– Post-tax profits freely repatriable
Project Offices
• For those that have been awarded an Indian project
• Treated as a branch office for tax purposes
• No prior permission required from RBI
10
Investing in India – Taxation
11
• Corporate tax for companies incorporated in India:
33.9%
• Foreign Companies operating in India:
41.2%
• Tax on dividends:
15%
• Withholding Tax - Royalties and Fees for Technical Services
15%-20%
• Income tax holiday for new units exporting goods or services from a Special Economic
Zone (SEZ) – 100% for the first 5 years and 50% for another 5 years
• 10 year income tax holiday for infrastructure/housing projects
• Currency transfer methods: SWIFT, Multiple Currency Accounts
Investing in India – A case study
12
Company profile:
A real estate company, started in 2007 dedicated to promoting Indian property investment
opportunities.
• Business established
Business Evolves
• Growth opportunity
identified in India
• Conducted research on Indian real
estate industry.
• Sources used (economic data,
government report and consultants)
• Legal & accounting advice taken
• Indian employees hired
• Limited company setup in India (Pvt
Ltd)
• Business starts trading
•2007
•2008
Best three business decisions made
Worst three business decisions made
1) Conduct detailed research and seek appropriate
advice.
1) Having a rigid itinerary.
2) Treating Indian companies as partners rather than just
suppliers.
3) Hiring talented Indian staff.
2) Not fully understanding Indian hierarchical system.
3) Starting business before a global slowdown.
13
Section 3
AVAILABILITY OF CREDIT
Raising Debt Finance
Types of Debt Products
• Working Capital
– Overdrafts / On Demand Loans
– Letters of Credit, Buyers Credit, Suppliers Credit
– Receivable Financing, Factoring, Purchase order finance

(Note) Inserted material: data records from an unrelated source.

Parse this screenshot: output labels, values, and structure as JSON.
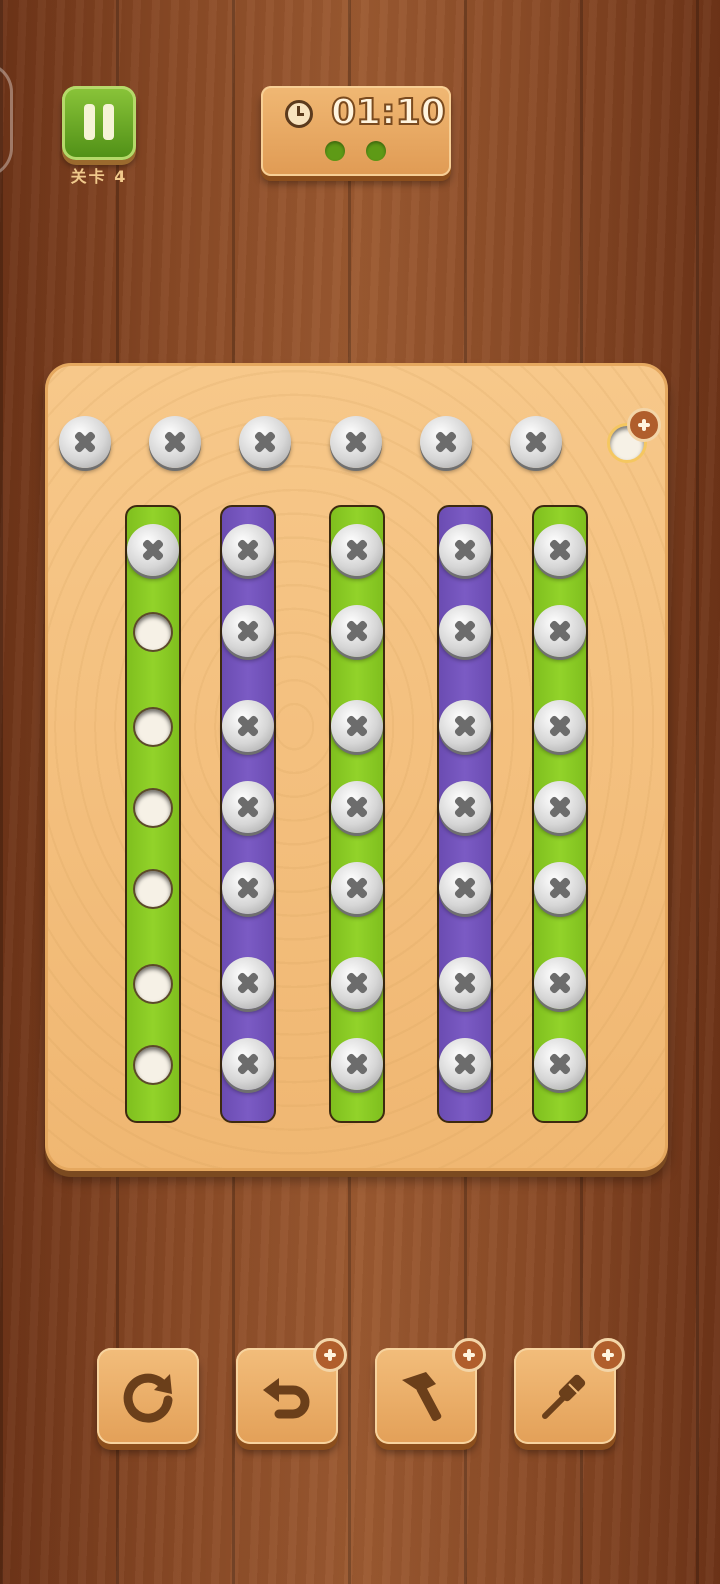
{
  "header": {
    "level_label": "关卡 4",
    "timer": "01:10",
    "progress_dots": 2,
    "icons": [
      "pause-icon",
      "clock-icon"
    ]
  },
  "board": {
    "top_screws": 6,
    "top_empty_slots": 1,
    "strips": [
      {
        "color": "green",
        "screws": 1,
        "empty_holes": 6
      },
      {
        "color": "purple",
        "screws": 7,
        "empty_holes": 0
      },
      {
        "color": "green",
        "screws": 7,
        "empty_holes": 0
      },
      {
        "color": "purple",
        "screws": 7,
        "empty_holes": 0
      },
      {
        "color": "green",
        "screws": 7,
        "empty_holes": 0
      }
    ],
    "colors": {
      "green": "#8bc926",
      "purple": "#7356bd",
      "board": "#f3be7d"
    }
  },
  "tools": [
    {
      "name": "restart",
      "icon": "restart-icon",
      "has_add_badge": false
    },
    {
      "name": "undo",
      "icon": "undo-icon",
      "has_add_badge": true
    },
    {
      "name": "hammer",
      "icon": "hammer-icon",
      "has_add_badge": true
    },
    {
      "name": "screwdriver",
      "icon": "screwdriver-icon",
      "has_add_badge": true
    }
  ]
}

• Vanilla Long Term Loans
– INR term loans for Capex
– FCY term loans for Capex under RBI ECB norms (limited appetite)
• Structured Finance (limited appetite)
– Bridge Loans
– Acquisition Financing
– Highly Leveraged transactions
14
Debt Finance - Typical Credit Requirements
Working Capital
Business plan of the company with projections for one year
MPBF (Max. permissible bank finance) assessed in India by banks in
line with company’s trade cycle
Usually banks finance 75% of the working capital and the balance is
promoter’s contribution
Security - function of the company credit standing, however basic terms
are:
• First charge over current assets
• First / Second charge over fixed assets
• Personal guarantees (subject to negotiation)
15
Debt Finance - Typical Credit Requirements
Term Loans
Business plan of the company with projections up to the tenor of the loan.
Such loans are usually for a defined capital expenditure for which a
separate project report is expected. Typical Debt / Equity – 2:1
Green field projects / non core diversifications are discouraged in this
environment. Higher equity contributions expected.
Hedging solutions are a important for FCY Loans
Some basic terms for security are as follows:
• First charge over fixed assets -1.3x asset cover at least
• First / Second charge over current assets
• Personal guarantees (subject to negotiation)
16
17
Section 4
HSBC IN INDIA
HSBC in India
The Leading International Bank in India
• Presence in India since 1853
• Coverage with 47 branches
• Presence in 26 cities
• Arrangements with 10 Public &
Private sector correspondence Banks.
• Correspondence Bank Network
reaches out to 3000 cities.
18
Descargar

Slide 1